→ EXERCISE: For the records below, give the number of lines containing the word "support" and no other text.

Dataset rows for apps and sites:

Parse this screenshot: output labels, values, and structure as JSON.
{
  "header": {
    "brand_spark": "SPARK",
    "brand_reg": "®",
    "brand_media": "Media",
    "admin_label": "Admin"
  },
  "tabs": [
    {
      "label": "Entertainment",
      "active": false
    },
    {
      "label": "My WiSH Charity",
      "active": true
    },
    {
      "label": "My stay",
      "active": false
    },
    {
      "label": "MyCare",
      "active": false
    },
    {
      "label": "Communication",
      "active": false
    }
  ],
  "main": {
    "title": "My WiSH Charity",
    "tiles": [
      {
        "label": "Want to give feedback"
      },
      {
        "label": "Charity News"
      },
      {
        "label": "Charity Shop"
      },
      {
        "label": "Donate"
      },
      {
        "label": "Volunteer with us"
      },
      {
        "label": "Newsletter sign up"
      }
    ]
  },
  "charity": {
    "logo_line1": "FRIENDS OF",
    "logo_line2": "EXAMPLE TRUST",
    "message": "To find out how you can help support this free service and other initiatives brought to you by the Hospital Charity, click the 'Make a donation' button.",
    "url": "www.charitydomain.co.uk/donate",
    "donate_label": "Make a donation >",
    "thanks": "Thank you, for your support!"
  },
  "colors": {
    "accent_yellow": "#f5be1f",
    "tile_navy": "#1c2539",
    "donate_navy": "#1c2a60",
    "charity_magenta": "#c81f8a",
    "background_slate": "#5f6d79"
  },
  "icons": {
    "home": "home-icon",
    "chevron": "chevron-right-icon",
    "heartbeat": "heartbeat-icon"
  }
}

→ RESULT OF THIS EXERCISE: 2